(App and web page records)
——
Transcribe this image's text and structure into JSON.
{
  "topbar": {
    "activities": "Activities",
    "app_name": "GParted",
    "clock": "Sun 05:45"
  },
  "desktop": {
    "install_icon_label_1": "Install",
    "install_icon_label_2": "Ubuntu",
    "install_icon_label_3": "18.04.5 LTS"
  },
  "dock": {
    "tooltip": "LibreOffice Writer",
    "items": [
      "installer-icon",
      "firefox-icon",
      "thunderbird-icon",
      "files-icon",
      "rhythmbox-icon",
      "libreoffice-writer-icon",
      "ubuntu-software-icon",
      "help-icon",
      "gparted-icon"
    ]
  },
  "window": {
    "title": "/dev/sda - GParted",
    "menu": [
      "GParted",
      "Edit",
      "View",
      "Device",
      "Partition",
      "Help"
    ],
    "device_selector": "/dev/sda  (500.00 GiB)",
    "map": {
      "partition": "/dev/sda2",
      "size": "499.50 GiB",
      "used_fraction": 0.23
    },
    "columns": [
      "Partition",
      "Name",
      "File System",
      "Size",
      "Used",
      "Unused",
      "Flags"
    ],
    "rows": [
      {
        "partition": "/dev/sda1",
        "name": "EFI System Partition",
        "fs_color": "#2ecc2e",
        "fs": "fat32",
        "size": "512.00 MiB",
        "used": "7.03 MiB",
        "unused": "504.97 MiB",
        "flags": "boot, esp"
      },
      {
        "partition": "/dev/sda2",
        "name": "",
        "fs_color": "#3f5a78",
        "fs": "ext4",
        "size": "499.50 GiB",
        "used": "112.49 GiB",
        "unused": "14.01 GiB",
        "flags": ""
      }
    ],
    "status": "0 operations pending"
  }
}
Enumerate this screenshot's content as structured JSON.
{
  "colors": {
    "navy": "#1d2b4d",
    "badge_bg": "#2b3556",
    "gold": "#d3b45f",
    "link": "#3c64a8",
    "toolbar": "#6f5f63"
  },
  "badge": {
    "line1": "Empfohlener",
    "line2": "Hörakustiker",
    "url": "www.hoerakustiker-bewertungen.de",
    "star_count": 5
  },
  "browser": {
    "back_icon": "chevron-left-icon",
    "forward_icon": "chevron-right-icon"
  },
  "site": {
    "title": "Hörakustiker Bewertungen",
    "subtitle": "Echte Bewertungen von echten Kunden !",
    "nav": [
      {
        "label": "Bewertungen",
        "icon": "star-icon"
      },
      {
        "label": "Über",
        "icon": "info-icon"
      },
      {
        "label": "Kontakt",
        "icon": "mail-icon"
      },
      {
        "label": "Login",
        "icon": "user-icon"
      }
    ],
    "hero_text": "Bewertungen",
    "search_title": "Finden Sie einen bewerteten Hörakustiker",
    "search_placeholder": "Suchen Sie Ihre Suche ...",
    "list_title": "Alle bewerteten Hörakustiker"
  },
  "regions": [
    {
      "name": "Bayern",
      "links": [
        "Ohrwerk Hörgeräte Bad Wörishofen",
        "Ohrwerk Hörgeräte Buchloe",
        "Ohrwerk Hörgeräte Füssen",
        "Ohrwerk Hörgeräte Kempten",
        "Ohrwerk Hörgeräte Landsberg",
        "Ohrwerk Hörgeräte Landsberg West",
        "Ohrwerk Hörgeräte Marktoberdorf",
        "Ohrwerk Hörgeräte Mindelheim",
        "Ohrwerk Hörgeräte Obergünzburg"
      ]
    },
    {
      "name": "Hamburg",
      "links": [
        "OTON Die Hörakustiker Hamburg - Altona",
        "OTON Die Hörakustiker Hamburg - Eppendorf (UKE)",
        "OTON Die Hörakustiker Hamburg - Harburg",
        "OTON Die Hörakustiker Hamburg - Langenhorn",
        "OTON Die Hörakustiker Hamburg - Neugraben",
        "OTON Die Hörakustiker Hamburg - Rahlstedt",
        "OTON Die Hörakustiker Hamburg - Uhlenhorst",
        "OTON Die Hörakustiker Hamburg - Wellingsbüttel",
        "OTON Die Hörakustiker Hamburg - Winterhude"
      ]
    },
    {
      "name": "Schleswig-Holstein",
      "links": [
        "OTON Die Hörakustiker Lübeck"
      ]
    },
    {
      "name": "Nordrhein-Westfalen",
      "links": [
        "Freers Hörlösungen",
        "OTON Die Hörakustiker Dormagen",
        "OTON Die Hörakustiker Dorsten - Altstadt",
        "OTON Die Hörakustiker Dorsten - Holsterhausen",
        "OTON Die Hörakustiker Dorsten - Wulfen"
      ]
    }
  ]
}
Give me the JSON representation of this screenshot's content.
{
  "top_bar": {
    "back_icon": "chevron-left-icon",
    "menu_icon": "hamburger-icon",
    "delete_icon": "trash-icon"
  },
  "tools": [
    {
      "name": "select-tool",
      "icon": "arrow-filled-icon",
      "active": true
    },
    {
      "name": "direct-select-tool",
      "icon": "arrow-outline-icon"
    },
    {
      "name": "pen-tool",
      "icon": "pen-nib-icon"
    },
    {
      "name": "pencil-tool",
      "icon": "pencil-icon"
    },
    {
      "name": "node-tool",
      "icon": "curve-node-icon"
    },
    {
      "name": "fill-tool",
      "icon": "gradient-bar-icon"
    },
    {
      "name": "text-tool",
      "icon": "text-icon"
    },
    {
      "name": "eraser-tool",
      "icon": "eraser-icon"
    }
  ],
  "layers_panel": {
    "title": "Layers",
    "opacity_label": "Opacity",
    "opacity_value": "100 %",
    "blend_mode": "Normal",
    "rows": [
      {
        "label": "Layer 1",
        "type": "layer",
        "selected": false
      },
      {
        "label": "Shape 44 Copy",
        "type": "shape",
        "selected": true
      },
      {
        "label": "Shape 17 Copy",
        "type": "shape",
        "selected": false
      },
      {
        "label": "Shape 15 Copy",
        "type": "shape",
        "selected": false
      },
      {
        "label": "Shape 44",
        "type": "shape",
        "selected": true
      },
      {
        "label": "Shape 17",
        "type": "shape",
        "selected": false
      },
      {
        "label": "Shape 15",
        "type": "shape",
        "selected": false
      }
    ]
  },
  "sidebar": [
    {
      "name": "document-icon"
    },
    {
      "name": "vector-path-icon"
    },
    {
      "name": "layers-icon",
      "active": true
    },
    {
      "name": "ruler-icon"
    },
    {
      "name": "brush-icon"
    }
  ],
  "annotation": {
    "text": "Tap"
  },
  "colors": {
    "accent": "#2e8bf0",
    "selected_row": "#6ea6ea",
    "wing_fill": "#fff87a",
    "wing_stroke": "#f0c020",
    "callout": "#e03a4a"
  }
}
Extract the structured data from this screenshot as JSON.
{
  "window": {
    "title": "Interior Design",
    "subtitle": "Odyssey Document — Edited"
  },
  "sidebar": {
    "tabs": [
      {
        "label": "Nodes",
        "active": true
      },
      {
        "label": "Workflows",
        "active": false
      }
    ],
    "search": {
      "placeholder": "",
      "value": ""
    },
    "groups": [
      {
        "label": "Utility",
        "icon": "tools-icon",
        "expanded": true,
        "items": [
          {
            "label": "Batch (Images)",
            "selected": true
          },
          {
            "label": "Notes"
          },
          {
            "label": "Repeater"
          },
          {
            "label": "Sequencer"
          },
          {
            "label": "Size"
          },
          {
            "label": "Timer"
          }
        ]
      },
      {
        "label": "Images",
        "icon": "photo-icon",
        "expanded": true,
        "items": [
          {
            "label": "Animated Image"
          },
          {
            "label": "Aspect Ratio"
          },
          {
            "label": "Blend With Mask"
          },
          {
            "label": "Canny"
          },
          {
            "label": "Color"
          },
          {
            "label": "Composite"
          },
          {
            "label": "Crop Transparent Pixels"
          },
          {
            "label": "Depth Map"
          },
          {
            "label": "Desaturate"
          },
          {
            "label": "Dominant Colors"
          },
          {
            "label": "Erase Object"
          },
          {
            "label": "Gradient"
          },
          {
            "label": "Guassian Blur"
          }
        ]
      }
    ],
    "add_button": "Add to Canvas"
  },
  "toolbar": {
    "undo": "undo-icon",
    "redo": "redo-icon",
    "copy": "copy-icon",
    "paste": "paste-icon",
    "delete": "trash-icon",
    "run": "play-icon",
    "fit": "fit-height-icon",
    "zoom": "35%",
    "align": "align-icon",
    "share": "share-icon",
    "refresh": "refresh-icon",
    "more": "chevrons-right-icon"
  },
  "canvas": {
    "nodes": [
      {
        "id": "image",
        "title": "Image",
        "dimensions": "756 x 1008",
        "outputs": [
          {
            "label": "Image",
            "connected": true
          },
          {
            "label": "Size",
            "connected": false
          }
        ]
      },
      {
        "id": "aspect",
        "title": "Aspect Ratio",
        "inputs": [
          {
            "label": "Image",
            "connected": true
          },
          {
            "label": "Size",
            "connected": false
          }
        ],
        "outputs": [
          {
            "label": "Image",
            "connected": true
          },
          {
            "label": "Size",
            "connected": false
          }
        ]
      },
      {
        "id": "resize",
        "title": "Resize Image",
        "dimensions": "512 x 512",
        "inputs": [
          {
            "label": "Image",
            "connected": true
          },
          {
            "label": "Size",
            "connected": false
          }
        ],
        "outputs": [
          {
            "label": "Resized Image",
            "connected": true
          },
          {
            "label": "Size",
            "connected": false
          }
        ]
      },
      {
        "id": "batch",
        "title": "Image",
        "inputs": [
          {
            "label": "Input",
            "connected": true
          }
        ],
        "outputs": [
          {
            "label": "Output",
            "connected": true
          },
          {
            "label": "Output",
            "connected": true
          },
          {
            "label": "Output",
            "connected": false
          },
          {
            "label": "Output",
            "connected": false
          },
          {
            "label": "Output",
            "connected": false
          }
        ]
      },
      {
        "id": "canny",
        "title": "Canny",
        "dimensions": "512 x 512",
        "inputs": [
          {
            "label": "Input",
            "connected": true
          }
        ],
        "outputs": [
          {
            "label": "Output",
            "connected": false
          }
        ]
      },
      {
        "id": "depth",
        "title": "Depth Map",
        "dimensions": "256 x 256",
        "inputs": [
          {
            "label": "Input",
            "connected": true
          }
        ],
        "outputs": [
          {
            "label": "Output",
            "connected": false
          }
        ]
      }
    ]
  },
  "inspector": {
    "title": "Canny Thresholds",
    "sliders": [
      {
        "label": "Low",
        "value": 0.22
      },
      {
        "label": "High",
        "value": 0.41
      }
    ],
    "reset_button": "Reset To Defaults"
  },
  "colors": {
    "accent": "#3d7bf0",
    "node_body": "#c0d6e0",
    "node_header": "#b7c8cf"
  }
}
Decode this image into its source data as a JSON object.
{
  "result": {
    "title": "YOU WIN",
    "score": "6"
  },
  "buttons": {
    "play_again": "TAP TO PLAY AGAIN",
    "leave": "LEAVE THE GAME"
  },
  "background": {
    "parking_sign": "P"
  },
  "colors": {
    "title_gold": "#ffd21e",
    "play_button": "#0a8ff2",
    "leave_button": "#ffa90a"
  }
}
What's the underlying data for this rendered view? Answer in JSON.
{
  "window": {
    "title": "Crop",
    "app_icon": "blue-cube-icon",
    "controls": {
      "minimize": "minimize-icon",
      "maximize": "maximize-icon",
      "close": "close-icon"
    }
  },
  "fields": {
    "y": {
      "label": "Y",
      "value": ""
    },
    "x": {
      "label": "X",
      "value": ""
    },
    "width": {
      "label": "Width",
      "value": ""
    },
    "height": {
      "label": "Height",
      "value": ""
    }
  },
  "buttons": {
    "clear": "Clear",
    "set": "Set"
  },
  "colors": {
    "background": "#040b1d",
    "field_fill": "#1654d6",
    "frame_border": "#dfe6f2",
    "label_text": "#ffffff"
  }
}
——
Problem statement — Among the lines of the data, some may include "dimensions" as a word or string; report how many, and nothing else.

Response — 4